Start of Block
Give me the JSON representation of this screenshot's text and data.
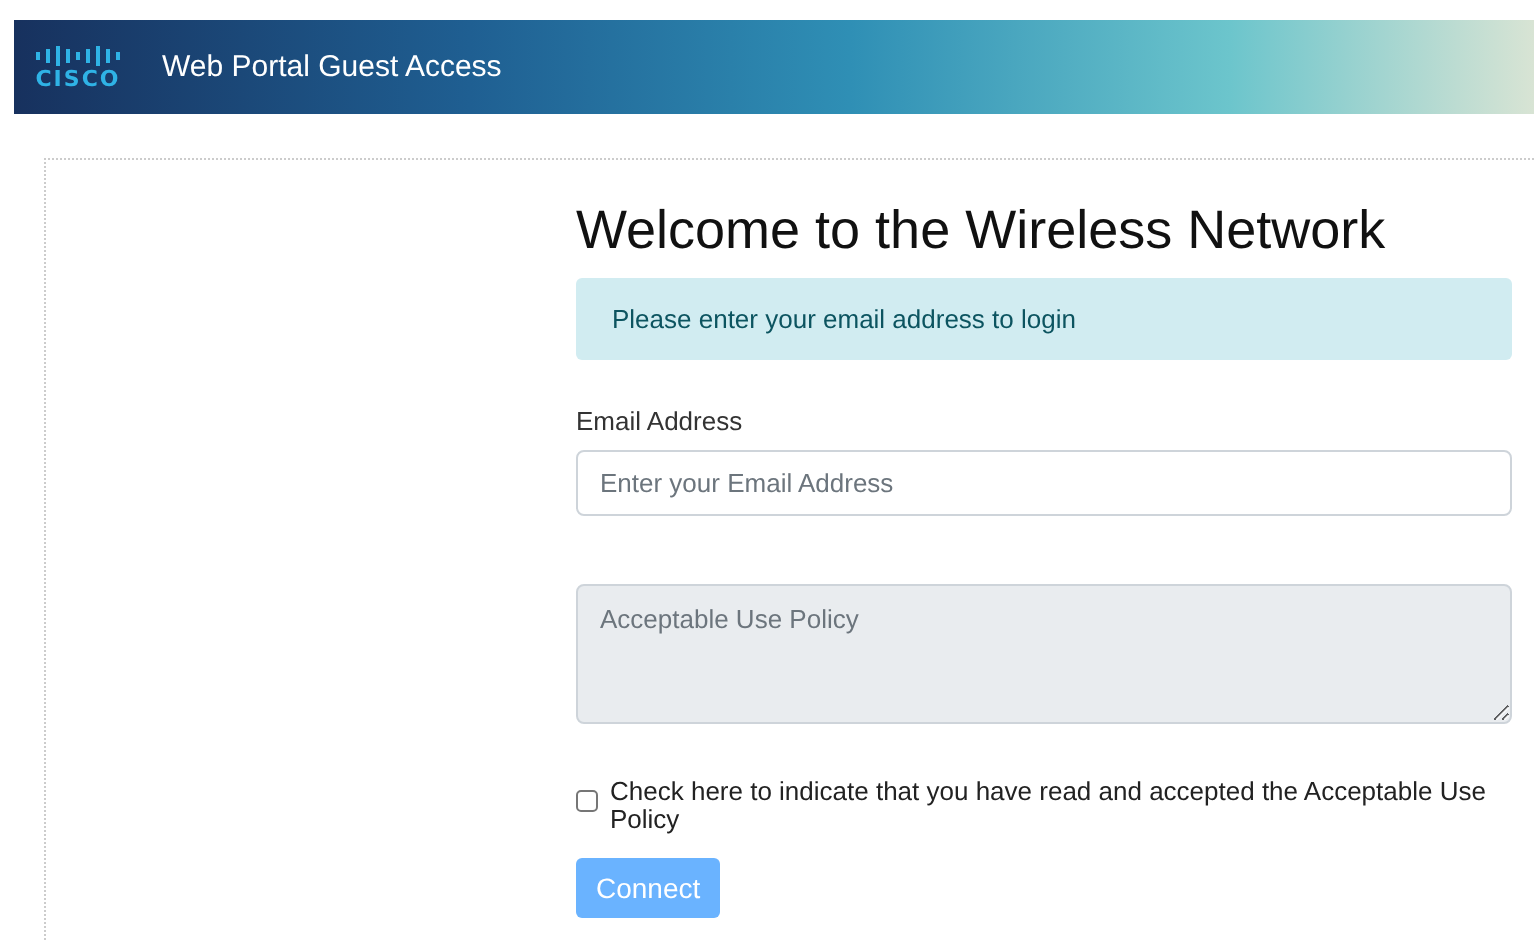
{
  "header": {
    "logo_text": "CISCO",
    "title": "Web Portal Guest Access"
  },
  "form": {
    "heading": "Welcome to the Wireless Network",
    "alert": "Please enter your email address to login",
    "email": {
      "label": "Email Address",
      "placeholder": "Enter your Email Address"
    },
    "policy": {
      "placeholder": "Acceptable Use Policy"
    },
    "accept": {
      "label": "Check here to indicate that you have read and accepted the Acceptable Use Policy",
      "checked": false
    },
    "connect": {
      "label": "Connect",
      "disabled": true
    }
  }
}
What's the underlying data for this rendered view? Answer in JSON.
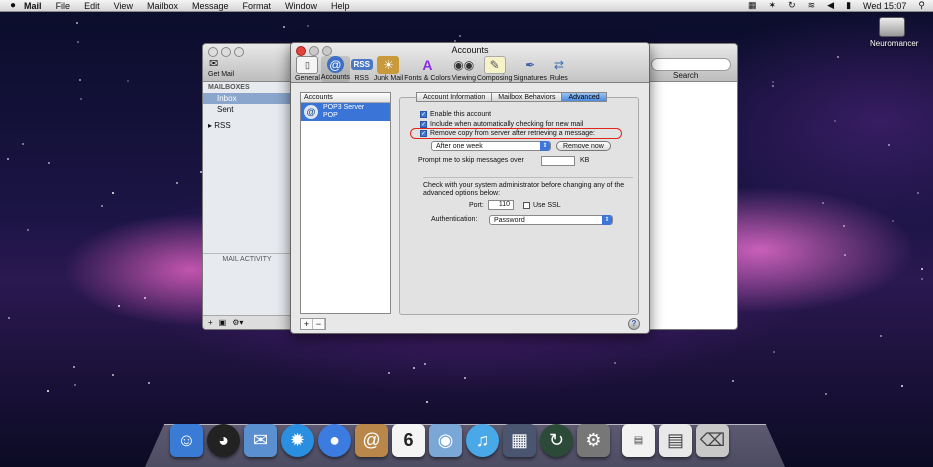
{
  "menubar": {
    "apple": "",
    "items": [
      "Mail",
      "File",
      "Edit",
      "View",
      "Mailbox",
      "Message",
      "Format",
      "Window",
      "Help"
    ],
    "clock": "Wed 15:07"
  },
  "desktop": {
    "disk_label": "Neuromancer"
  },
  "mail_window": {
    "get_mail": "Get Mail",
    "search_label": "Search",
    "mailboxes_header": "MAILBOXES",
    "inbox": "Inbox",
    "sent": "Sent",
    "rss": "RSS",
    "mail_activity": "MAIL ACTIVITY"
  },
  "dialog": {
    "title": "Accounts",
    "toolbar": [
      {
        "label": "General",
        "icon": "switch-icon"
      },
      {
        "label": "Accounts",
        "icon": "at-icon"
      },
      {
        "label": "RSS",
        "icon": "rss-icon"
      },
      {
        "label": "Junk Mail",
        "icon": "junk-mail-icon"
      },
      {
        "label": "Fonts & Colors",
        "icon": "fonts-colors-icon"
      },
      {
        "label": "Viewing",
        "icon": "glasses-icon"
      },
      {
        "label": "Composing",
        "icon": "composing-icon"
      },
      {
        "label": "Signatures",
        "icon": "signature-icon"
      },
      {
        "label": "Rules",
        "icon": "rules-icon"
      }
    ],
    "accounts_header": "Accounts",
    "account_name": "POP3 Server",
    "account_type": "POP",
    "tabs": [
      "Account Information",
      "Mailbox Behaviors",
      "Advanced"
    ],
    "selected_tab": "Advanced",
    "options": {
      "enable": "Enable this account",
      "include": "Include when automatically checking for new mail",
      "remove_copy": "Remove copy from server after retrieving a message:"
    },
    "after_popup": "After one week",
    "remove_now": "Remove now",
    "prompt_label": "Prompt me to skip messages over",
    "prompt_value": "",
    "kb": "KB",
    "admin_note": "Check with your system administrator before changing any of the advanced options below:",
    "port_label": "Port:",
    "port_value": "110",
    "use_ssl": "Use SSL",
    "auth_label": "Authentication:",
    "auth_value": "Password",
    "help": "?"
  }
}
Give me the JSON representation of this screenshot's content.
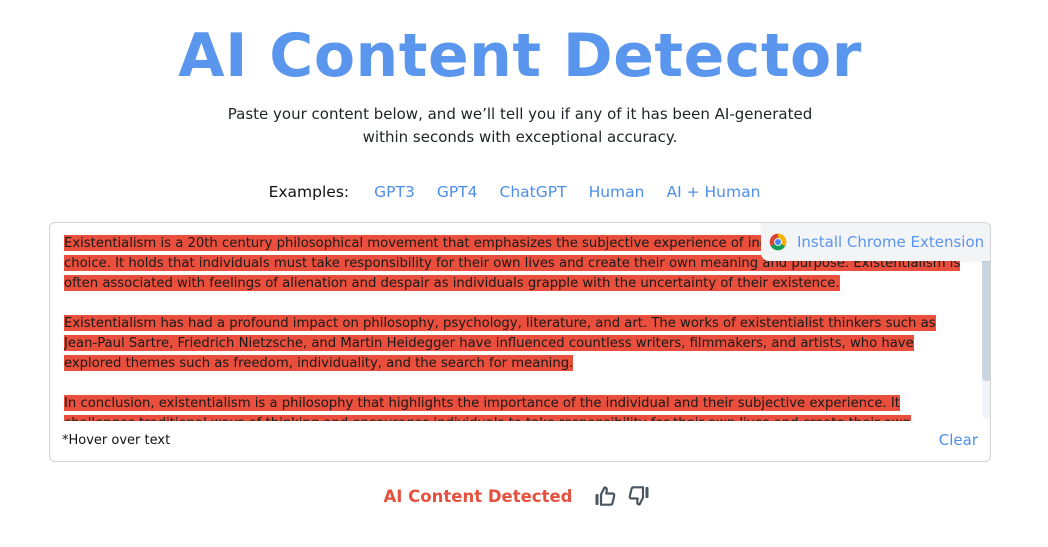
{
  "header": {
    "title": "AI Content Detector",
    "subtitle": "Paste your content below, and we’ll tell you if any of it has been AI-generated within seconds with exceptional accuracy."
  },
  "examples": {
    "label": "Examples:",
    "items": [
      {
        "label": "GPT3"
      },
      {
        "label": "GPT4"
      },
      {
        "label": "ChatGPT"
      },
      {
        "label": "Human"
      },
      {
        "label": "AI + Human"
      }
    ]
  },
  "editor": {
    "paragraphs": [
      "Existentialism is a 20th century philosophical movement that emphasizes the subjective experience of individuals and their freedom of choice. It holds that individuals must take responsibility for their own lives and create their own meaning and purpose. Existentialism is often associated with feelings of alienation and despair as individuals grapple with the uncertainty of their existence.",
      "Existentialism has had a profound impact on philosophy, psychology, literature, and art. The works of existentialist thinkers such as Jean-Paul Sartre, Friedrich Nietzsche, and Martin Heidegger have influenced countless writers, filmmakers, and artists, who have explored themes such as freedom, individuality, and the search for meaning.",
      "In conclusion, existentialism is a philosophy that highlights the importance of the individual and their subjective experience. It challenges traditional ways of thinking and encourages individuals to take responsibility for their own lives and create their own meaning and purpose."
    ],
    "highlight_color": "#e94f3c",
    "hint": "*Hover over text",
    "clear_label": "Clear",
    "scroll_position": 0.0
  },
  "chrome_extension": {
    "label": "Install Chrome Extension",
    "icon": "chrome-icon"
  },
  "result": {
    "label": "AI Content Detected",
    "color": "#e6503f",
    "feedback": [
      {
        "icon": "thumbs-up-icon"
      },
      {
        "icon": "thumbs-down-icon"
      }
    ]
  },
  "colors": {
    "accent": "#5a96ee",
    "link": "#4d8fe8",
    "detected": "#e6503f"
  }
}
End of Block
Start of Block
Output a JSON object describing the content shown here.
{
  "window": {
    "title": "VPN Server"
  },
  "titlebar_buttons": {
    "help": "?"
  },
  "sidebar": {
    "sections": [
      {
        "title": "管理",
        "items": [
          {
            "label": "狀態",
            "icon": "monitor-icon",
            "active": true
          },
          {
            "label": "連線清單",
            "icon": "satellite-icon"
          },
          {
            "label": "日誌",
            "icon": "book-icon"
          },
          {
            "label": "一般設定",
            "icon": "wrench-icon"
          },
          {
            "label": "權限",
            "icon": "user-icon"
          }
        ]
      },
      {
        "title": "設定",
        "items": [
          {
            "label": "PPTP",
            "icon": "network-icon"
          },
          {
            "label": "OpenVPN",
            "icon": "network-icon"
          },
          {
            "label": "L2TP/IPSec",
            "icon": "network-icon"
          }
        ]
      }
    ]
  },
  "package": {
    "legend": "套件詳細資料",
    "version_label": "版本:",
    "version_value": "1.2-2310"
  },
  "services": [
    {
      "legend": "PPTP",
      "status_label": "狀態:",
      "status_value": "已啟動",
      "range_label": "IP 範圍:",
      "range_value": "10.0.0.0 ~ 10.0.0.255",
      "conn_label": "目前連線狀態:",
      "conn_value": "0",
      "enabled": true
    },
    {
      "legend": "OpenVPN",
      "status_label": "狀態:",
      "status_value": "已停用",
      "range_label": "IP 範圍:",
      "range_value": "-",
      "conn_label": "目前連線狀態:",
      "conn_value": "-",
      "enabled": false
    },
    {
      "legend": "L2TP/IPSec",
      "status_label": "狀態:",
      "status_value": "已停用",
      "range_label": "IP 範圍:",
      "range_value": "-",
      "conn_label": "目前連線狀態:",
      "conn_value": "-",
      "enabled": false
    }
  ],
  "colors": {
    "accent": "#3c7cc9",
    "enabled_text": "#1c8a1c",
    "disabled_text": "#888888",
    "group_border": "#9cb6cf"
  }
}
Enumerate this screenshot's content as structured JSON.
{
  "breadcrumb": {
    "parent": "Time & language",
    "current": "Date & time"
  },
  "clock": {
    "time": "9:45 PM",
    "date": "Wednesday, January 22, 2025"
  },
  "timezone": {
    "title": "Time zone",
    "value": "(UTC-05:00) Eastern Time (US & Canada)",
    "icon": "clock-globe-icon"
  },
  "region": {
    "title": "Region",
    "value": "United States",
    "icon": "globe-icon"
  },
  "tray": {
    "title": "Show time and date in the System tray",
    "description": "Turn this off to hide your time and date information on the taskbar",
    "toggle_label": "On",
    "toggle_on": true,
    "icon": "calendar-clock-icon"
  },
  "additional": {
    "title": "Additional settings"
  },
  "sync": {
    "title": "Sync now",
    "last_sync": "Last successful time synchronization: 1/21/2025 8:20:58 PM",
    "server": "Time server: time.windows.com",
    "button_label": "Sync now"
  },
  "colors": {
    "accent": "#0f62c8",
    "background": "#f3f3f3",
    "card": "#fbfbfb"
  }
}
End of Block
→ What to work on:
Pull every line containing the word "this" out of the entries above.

→ Response:
Give me the JSON representation of this screenshot's text and data.
What's the underlying data for this rendered view? Answer in JSON.
      "enable": "Enable this account",
Give me the JSON representation of this screenshot's content.
Enumerate this screenshot's content as structured JSON.
    "description": "Turn this off to hide your time and date information on the taskbar",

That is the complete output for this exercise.